Hi, my name is Gloria, and I’m a shoe-aholic. But in all honesty, I’m pretty sure that I have the classic black pump in 800 different variations (sling-backs, d’orsay, wedged, strappy, etc.).
I recently found myself with yet another plain black shoe (it was inexpensive, so I couldn’t help myself), and I decided that for today’s DIY, I will show you how to seriously edge-up a pair of no-frills black shoes.
While I used wedged boots, this same tutorial can be applied to any type of shoe – flats, oxfords, pumps, booties… you get the idea. Scroll down to get to the tutorial:
Table of Contents
- A pair of inexpensive and plain shoes, preferably in a softer fabric. (I got these wedge lace-up booties on eBay.)
- Spikes (I used two types; one is pronged, one is screw-backs)
- Gems (I used two types: flat-backs, and in settings)
- Silver Beads
- Flat-nose pliers
- Eyelet/hole punch tool
- Super glue
- Scrap fabric
- X-Acto knife
Decorate the back of the shoe! I opted for three different types of decorations: gems, spikes, and beads. You can either attach each decoration separately, randomly attach individuals as you go, or do a combination of both. I attached mine as I went since I wanted a sort of grungy-chaos feel to my shoe that can only be achieved with randomness and spontaneity.
Below, I’ll show you how to attach each type of embellishment:
How to Attach Spikes
To attach the pronged spikes, first forcefully stab the prongs through the shoe. If you’re working with a “stiffer” shoe (mine is soft-leather), it’s easier to ease the prongs through by making little slits with an X-Acto knife where the four prongs line up.
After the prongs are through the shoe, fold the prongs inwards with flat-nose pliers (they should look like an “x” with the middle cut out).
If you use screw-back studs, punch out a hole where you want each stud using the smallest hole setting on your eyelet/hole punch tool. Insert the “bottom” portion from the inside of the shoe outwards (so that the “screw” portion sticks out), then screw on the spike top.
How to Attach Gems
Some of the gems I used are actually scrapbooking sticker gems, so I simply peeled them off and attached them on. I may reinforce them with super-glue if need be.
For the flat-back gems, simply dab on a small amount of super glue in the middle (preferably a liquid/gel type), then carefully place and hold it against the shoe for however long the glue’s instructions tell you to.
How to Attach Beads

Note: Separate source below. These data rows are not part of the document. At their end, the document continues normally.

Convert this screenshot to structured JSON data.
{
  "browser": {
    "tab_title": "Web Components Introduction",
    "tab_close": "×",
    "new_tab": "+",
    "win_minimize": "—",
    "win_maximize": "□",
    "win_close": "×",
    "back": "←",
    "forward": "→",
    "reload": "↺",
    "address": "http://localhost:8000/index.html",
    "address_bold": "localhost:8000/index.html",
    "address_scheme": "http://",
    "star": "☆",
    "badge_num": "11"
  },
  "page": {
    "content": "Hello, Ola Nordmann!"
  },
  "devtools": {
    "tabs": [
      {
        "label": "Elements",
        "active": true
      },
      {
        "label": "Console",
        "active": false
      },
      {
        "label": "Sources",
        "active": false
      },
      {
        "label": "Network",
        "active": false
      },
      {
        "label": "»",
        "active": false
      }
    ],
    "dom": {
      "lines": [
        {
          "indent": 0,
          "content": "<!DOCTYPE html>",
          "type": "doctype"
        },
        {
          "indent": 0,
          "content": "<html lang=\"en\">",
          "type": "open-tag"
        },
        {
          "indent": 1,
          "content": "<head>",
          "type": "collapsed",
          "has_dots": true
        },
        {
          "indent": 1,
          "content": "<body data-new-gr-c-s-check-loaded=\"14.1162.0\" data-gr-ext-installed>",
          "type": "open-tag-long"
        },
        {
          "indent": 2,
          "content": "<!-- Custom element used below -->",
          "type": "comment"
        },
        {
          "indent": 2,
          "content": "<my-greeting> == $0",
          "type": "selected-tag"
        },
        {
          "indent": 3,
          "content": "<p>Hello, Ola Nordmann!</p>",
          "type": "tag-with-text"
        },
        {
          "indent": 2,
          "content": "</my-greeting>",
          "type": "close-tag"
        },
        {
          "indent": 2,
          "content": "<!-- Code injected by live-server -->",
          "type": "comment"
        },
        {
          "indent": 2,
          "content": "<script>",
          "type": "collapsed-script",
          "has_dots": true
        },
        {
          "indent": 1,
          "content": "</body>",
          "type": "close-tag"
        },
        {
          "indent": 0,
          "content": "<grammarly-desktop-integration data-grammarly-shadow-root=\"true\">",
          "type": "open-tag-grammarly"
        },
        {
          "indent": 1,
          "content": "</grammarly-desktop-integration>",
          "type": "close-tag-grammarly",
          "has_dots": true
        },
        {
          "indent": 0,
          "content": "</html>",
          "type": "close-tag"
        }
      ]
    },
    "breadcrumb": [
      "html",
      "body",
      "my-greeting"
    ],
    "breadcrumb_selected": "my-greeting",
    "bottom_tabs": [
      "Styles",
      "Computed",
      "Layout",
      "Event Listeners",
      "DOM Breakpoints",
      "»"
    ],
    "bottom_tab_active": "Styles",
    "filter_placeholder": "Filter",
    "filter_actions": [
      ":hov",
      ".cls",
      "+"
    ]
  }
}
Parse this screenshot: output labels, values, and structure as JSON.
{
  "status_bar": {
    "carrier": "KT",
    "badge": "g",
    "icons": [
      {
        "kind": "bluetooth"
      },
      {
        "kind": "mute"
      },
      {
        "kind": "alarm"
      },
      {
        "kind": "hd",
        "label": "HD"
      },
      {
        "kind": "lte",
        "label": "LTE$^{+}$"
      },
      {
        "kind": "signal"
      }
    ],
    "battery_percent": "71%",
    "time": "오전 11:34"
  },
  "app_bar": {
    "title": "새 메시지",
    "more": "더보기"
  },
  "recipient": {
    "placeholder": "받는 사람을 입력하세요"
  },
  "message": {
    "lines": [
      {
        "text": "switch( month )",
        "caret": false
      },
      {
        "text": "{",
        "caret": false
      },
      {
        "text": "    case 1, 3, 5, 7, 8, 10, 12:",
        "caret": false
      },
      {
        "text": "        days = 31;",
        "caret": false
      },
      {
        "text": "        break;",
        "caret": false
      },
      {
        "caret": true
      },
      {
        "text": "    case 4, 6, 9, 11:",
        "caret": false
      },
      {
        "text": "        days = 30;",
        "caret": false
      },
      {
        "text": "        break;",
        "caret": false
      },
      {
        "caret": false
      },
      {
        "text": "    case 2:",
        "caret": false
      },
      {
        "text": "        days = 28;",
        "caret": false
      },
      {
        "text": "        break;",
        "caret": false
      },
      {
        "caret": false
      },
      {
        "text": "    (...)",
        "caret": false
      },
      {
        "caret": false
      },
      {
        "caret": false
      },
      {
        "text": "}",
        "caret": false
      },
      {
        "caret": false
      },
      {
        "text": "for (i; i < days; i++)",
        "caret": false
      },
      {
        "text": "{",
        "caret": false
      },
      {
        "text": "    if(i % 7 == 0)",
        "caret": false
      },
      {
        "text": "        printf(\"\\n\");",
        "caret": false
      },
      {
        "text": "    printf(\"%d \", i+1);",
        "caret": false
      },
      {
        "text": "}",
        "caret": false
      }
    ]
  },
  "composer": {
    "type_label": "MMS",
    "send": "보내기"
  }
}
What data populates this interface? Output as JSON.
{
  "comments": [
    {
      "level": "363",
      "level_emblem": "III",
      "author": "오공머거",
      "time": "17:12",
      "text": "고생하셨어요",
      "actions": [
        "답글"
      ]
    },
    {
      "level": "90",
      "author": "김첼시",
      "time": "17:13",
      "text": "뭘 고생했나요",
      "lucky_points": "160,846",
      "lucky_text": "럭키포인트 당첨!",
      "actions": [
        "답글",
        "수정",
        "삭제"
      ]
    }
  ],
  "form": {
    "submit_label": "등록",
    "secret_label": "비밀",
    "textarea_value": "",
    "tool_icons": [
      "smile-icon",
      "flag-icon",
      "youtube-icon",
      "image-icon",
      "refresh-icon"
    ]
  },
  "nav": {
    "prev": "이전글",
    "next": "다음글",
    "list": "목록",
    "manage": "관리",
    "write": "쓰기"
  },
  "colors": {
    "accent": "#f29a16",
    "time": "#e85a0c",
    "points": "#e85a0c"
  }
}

After all my gems and spikes were in place, I decided to add a few beads. The easiest way to attach on small beads is to dump a lot of glue in the negative spaces between the gems and spikes, then “pour” the beads over the shoe (make sure something is underneath to catch the stray ones). Some of the beads should naturally fall and stick onto the glue. This way, you won’t accidentally glue your fingers together!
With an editing eye, keep adding embellishments until you cover the area you want. I only wanted the back section of my shoe to be jazzed up, but of course you can embellish the entire shoe if you’d like.
Also, feel free to experiment with the scale of the embellishments – mix “tall” spikes with “short” spikes, large chunky gems with flat smaller gems, and so on and so forth.
So, the inside of your shoe should be full of screw bases and folded over prongs. A big complaint I’ve encountered with DIYs like these are that this treatment makes the shoe uncomfortable.
To remedy this, simply cut a small section of scrap fabric and glue it on the inside of the shoe to cover all the pointy metal bits. Felt would be a good fabric to use for this step.
Pro-tip: Be careful with liquid glue when gluing fabric, because it burns! To make sure that the fabric adheres to the shoe, use the tip of the glue applicator to push down the fabric where you want it to adhere!.
The Finished Look:
Do you like spikes and studs and that overall edgy trend? Would you try this DIY? What other DIYs would you like to see the tutorial for? Let me know in the comments!